In the same year, a library extension with classrooms on the upper floors were added. The Library and the well-stocked and used Reading Room for newspapers and periodicals gave the Institute an important status in the town.
Although not the oldest club in the country, it is believed to be the longest running chess club to have met continuously at the same venue.
Members included 370 ladies, 72 shop assistants and 532 artisans
The Institute’s journal, now published twice-yearly and received by members.
During the First World War refugees coming into the town queued up to join and membership rose to 1,800.
Borrowers were then allowed to enter the Library and pick out their own books instead of having them handed over personally by the Librarian.
To commemorate this anniversary a plaque was unveiled which read “For 100 years this Institute has provided opportunity for reading and study for the inhabitants for this borough.”
The Institute suffered a decline and membership numbers began to fall. Commercial lending libraries, cinemas and radio broadcasting also contributed to loss of users.
The meetings showed that there was a strong will to keep the Institute going in spite of the difficulties.
The future of the Institute was assured by a merger with the University of Surrey which became a Trustee of the building. The University assisted in managing the Institute and ran many of its part-time courses in the building.
Jean Bridger (member of The Guildford Institute) alongside two friends, had the idea of opening Guildford’s only vegetarian restaurant.
This resulted in the loss of support from services such as Estates & Buildings Management, Human Resources, Accounts and IT. All the GI staff who were employees of the University were made redundant.
The Board shared a wealth of academic and administrative experience as well as business acumen. They devised a strategy for the future, including plans for the redevelopment of the building.
Volunteers manned the Reception desk, and helped out with various administrative tasks. The Library also became run by a volunteer team.
Generous donations, grants and loans allowed huge improvements to the building, including moving the office to a more visible location, improving library and kitchen facilities and a more modern entrance way.

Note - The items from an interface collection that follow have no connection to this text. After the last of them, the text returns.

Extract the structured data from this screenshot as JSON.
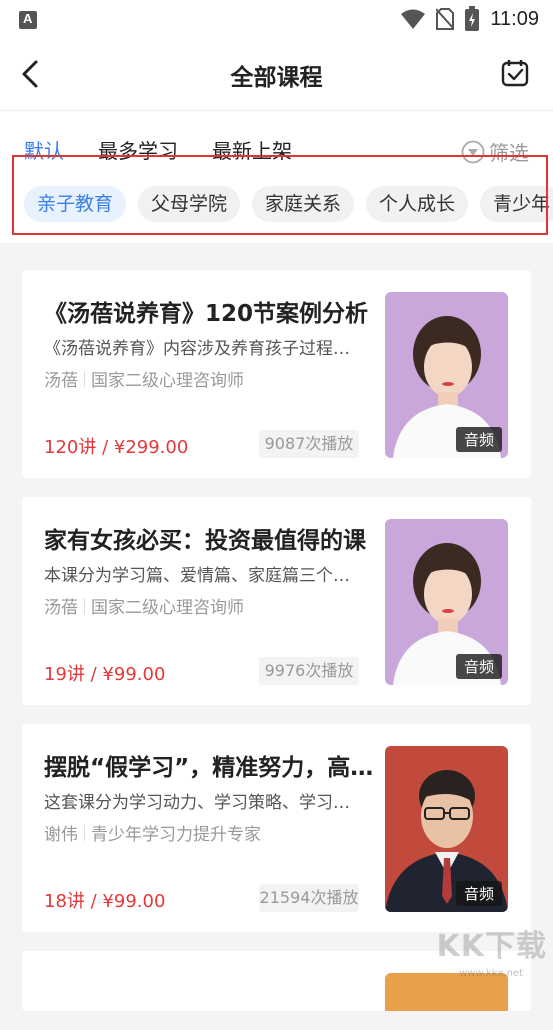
{
  "status_bar": {
    "time": "11:09"
  },
  "header": {
    "title": "全部课程"
  },
  "sort_tabs": [
    {
      "label": "默认",
      "active": true
    },
    {
      "label": "最多学习",
      "active": false
    },
    {
      "label": "最新上架",
      "active": false
    }
  ],
  "filter": {
    "label": "筛选"
  },
  "categories": [
    {
      "label": "亲子教育",
      "active": true
    },
    {
      "label": "父母学院",
      "active": false
    },
    {
      "label": "家庭关系",
      "active": false
    },
    {
      "label": "个人成长",
      "active": false
    },
    {
      "label": "青少年",
      "active": false
    }
  ],
  "courses": [
    {
      "title": "《汤蓓说养育》120节案例分析",
      "desc": "《汤蓓说养育》内容涉及养育孩子过程中的方方面面",
      "author": "汤蓓",
      "author_title": "国家二级心理咨询师",
      "price": "120讲 / ¥299.00",
      "plays": "9087次播放",
      "badge": "音频"
    },
    {
      "title": "家有女孩必买：投资最值得的课",
      "desc": "本课分为学习篇、爱情篇、家庭篇三个部分",
      "author": "汤蓓",
      "author_title": "国家二级心理咨询师",
      "price": "19讲 / ¥99.00",
      "plays": "9976次播放",
      "badge": "音频"
    },
    {
      "title": "摆脱“假学习”，精准努力，高效学习",
      "desc": "这套课分为学习动力、学习策略、学习习惯",
      "author": "谢伟",
      "author_title": "青少年学习力提升专家",
      "price": "18讲 / ¥99.00",
      "plays": "21594次播放",
      "badge": "音频"
    }
  ],
  "partial_course": {
    "title": ""
  },
  "watermark": {
    "text": "KK下载",
    "sub": "www.kkx.net"
  },
  "colors": {
    "accent": "#3b7fe6",
    "price": "#e23a3a",
    "highlight_box": "#e03535"
  }
}
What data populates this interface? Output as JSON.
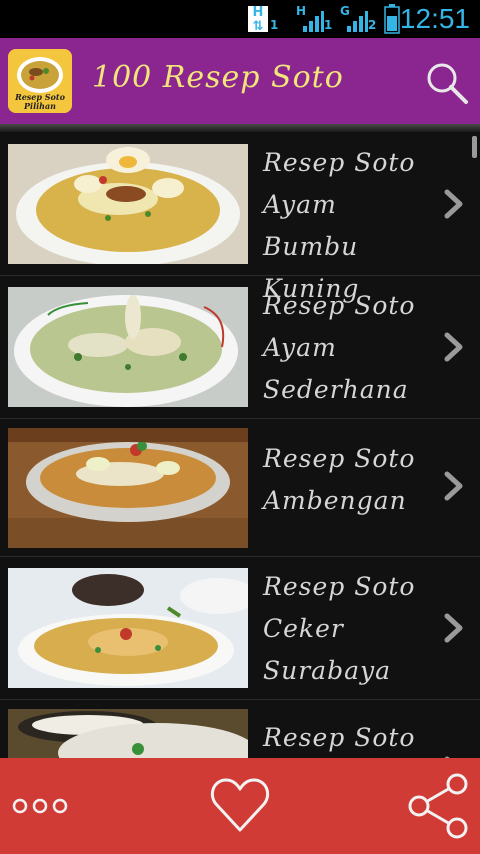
{
  "status_bar": {
    "h_indicator": "H",
    "sim1_type": "H",
    "sim1_slot": "1",
    "sim2_type": "G",
    "sim2_slot": "2",
    "h_slot": "1",
    "time": "12:51"
  },
  "app_bar": {
    "icon_text_line1": "Resep Soto",
    "icon_text_line2": "Pilihan",
    "title": "100 Resep Soto",
    "search_icon": "search-icon"
  },
  "recipes": [
    {
      "title_lines": [
        "Resep Soto",
        "Ayam Bumbu",
        "Kuning"
      ]
    },
    {
      "title_lines": [
        "Resep Soto",
        "Ayam",
        "Sederhana"
      ]
    },
    {
      "title_lines": [
        "Resep Soto",
        "Ambengan"
      ]
    },
    {
      "title_lines": [
        "Resep Soto",
        "Ceker",
        "Surabaya"
      ]
    },
    {
      "title_lines": [
        "Resep Soto"
      ]
    }
  ],
  "bottom_bar": {
    "more_icon": "more-dots-icon",
    "favorite_icon": "heart-icon",
    "share_icon": "share-icon"
  },
  "colors": {
    "app_bar": "#8b2690",
    "title": "#f2e67a",
    "bottom_bar": "#d03b36",
    "status_accent": "#35b5e5"
  }
}
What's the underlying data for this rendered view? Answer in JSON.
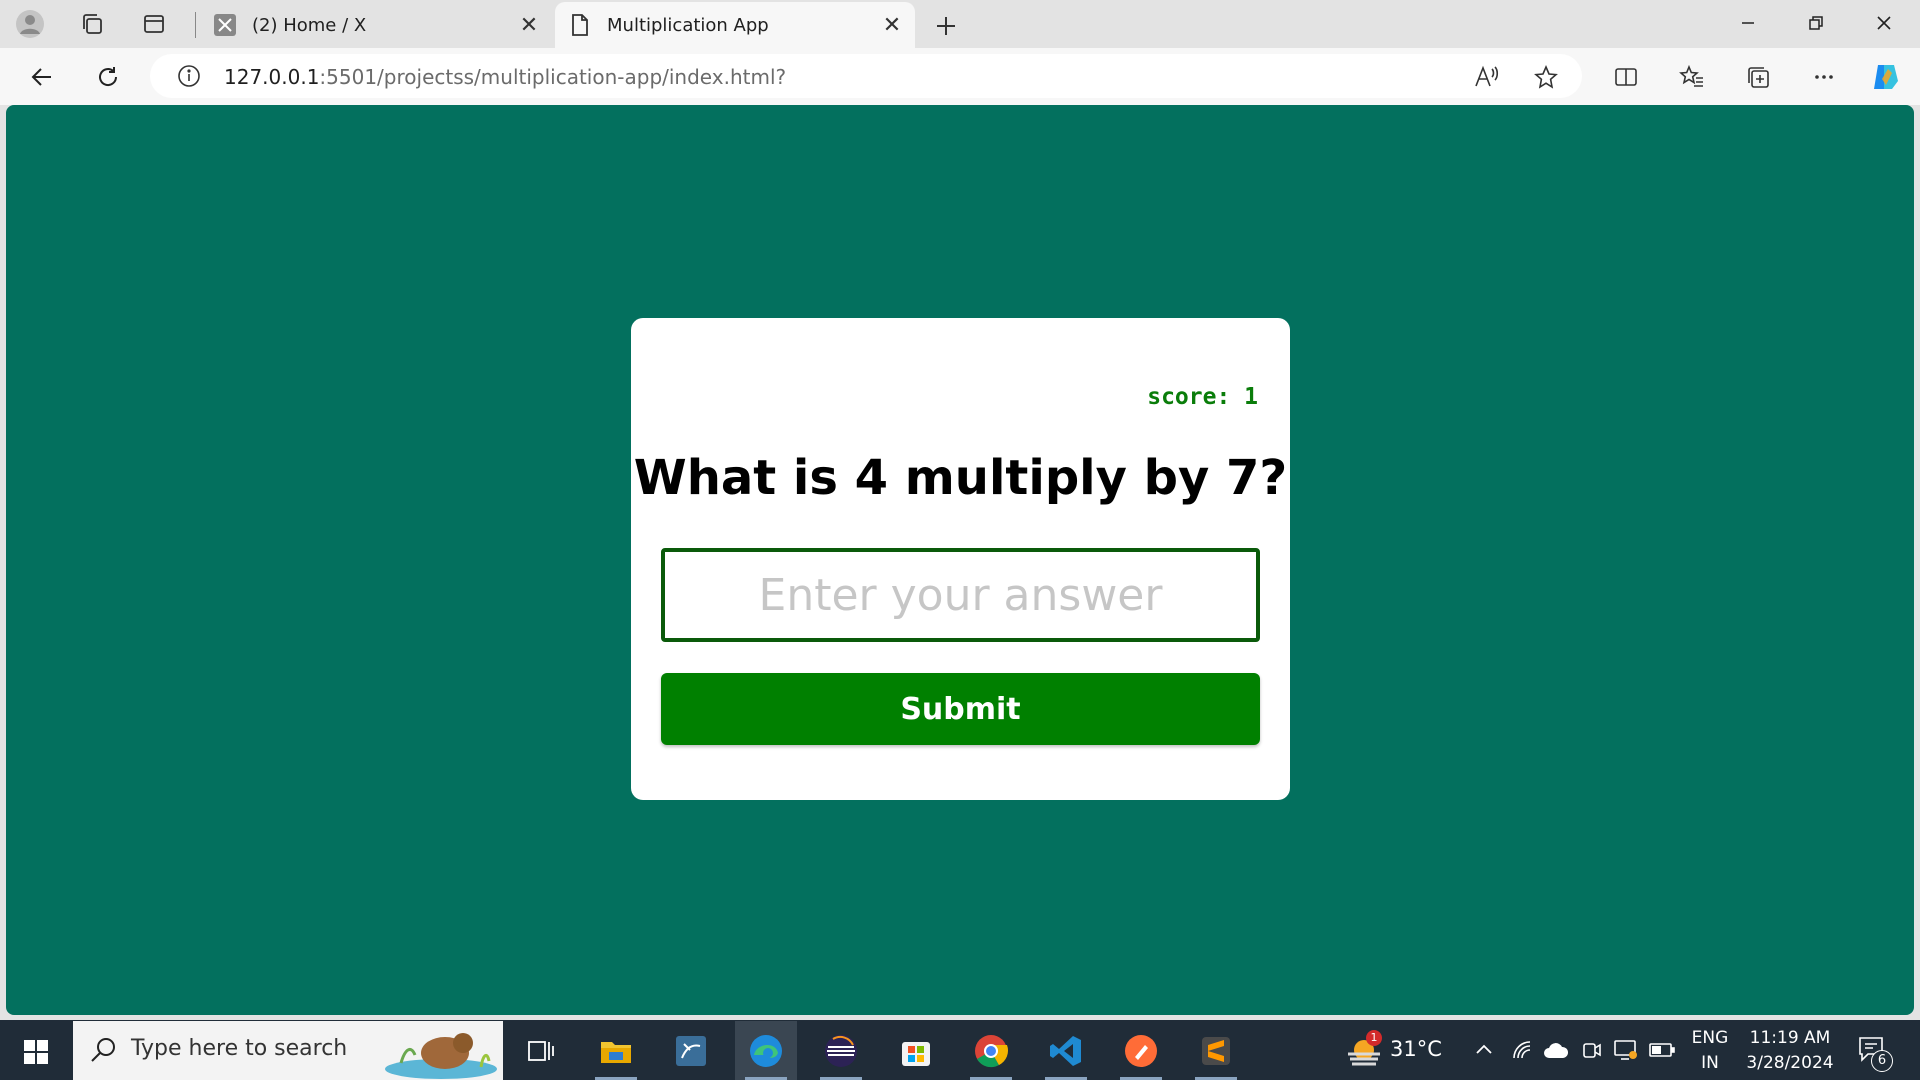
{
  "browser": {
    "tabs": [
      {
        "label": "(2) Home / X",
        "icon": "x-logo-icon",
        "active": false
      },
      {
        "label": "Multiplication App",
        "icon": "page-icon",
        "active": true
      }
    ],
    "address": {
      "host": "127.0.0.1",
      "path": ":5501/projectss/multiplication-app/index.html?"
    }
  },
  "app": {
    "score_label": "score: 1",
    "question": "What is 4 multiply by 7?",
    "answer_placeholder": "Enter your answer",
    "answer_value": "",
    "submit_label": "Submit",
    "colors": {
      "background": "#03705e",
      "card": "#ffffff",
      "submit": "#008000",
      "score": "#0a7d0a"
    }
  },
  "taskbar": {
    "search_placeholder": "Type here to search",
    "pinned_apps": [
      "task-view",
      "file-explorer",
      "mysql-workbench",
      "edge",
      "eclipse",
      "microsoft-store",
      "chrome",
      "vs-code",
      "postman",
      "sublime-text"
    ],
    "weather": {
      "temperature": "31°C",
      "badge": "1"
    },
    "language": [
      "ENG",
      "IN"
    ],
    "time": "11:19 AM",
    "date": "3/28/2024",
    "notifications": "6"
  }
}
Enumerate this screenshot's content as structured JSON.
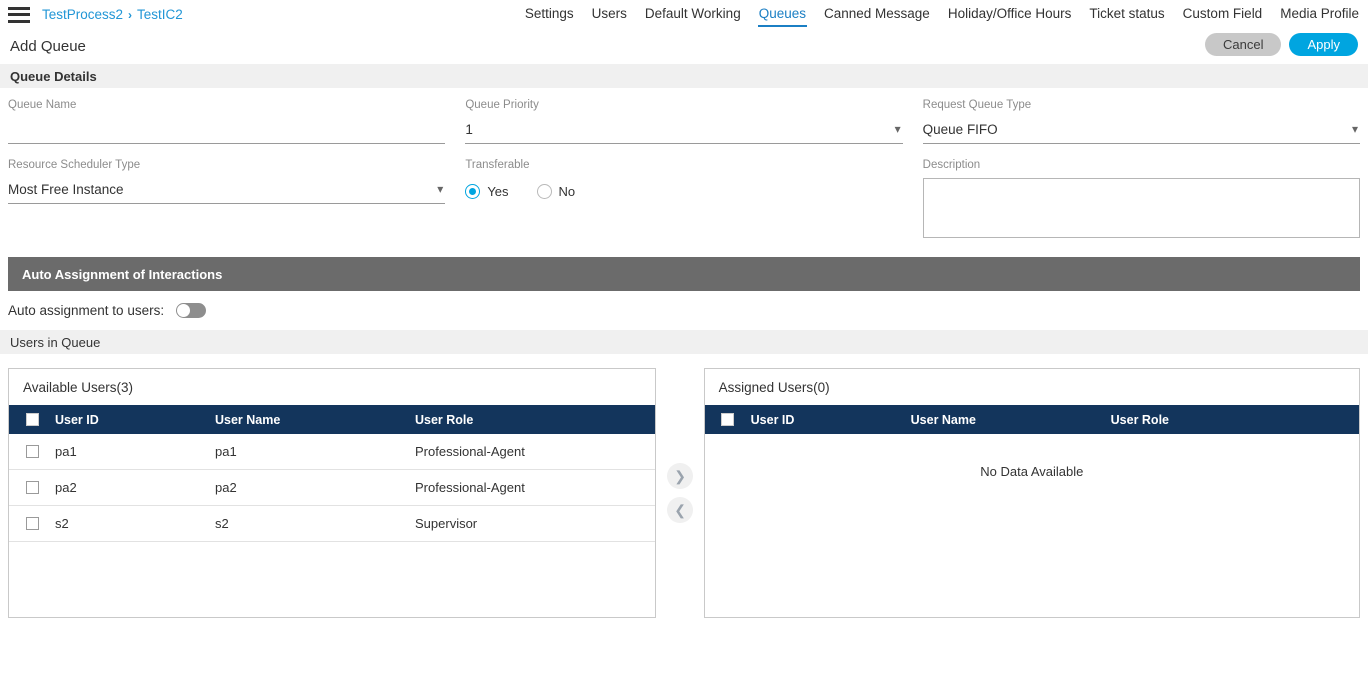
{
  "topbar": {
    "menu_icon": "hamburger-icon",
    "breadcrumb": {
      "root": "TestProcess2",
      "separator": "›",
      "current": "TestIC2"
    },
    "nav_tabs": [
      {
        "label": "Settings",
        "active": false
      },
      {
        "label": "Users",
        "active": false
      },
      {
        "label": "Default Working",
        "active": false
      },
      {
        "label": "Queues",
        "active": true
      },
      {
        "label": "Canned Message",
        "active": false
      },
      {
        "label": "Holiday/Office Hours",
        "active": false
      },
      {
        "label": "Ticket status",
        "active": false
      },
      {
        "label": "Custom Field",
        "active": false
      },
      {
        "label": "Media Profile",
        "active": false
      }
    ]
  },
  "header": {
    "title": "Add Queue",
    "cancel_label": "Cancel",
    "apply_label": "Apply"
  },
  "queue_details": {
    "section_title": "Queue Details",
    "queue_name": {
      "label": "Queue Name",
      "value": "",
      "placeholder": ""
    },
    "resource_scheduler_type": {
      "label": "Resource Scheduler Type",
      "value": "Most Free Instance",
      "options": [
        "Most Free Instance"
      ]
    },
    "queue_priority": {
      "label": "Queue Priority",
      "value": "1",
      "options": [
        "1"
      ]
    },
    "transferable": {
      "label": "Transferable",
      "selected": "Yes",
      "options": [
        {
          "label": "Yes",
          "selected": true
        },
        {
          "label": "No",
          "selected": false
        }
      ]
    },
    "request_queue_type": {
      "label": "Request Queue Type",
      "value": "Queue FIFO",
      "options": [
        "Queue FIFO"
      ]
    },
    "description": {
      "label": "Description",
      "value": "",
      "placeholder": ""
    }
  },
  "auto_assignment": {
    "section_title": "Auto Assignment of Interactions",
    "toggle_label": "Auto assignment to users:",
    "toggle_state": "off"
  },
  "users_in_queue": {
    "section_title": "Users in Queue",
    "available": {
      "title": "Available Users(3)",
      "columns": [
        "User ID",
        "User Name",
        "User Role"
      ],
      "rows": [
        {
          "user_id": "pa1",
          "user_name": "pa1",
          "user_role": "Professional-Agent",
          "checked": false
        },
        {
          "user_id": "pa2",
          "user_name": "pa2",
          "user_role": "Professional-Agent",
          "checked": false
        },
        {
          "user_id": "s2",
          "user_name": "s2",
          "user_role": "Supervisor",
          "checked": false
        }
      ]
    },
    "assigned": {
      "title": "Assigned Users(0)",
      "columns": [
        "User ID",
        "User Name",
        "User Role"
      ],
      "rows": [],
      "empty_text": "No Data Available"
    },
    "move_right_icon": "chevron-right-icon",
    "move_left_icon": "chevron-left-icon"
  },
  "colors": {
    "accent_blue": "#00a5e0",
    "link_blue": "#2196d6",
    "table_header_navy": "#13355c",
    "section_dark": "#6b6b6b",
    "section_light": "#f0f0f0"
  }
}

The building was also made more accessible with the installation of a lift and ground floor toilet.
After 36 years of serving home-made vegetarian food, the current owners retire and the restaurant closes.
Nick Humble and Ian Ioffel carry on the long legacy of producing freshly-cooked vegetarian and vegan food in The Guildford Institute’s historic Assembly room.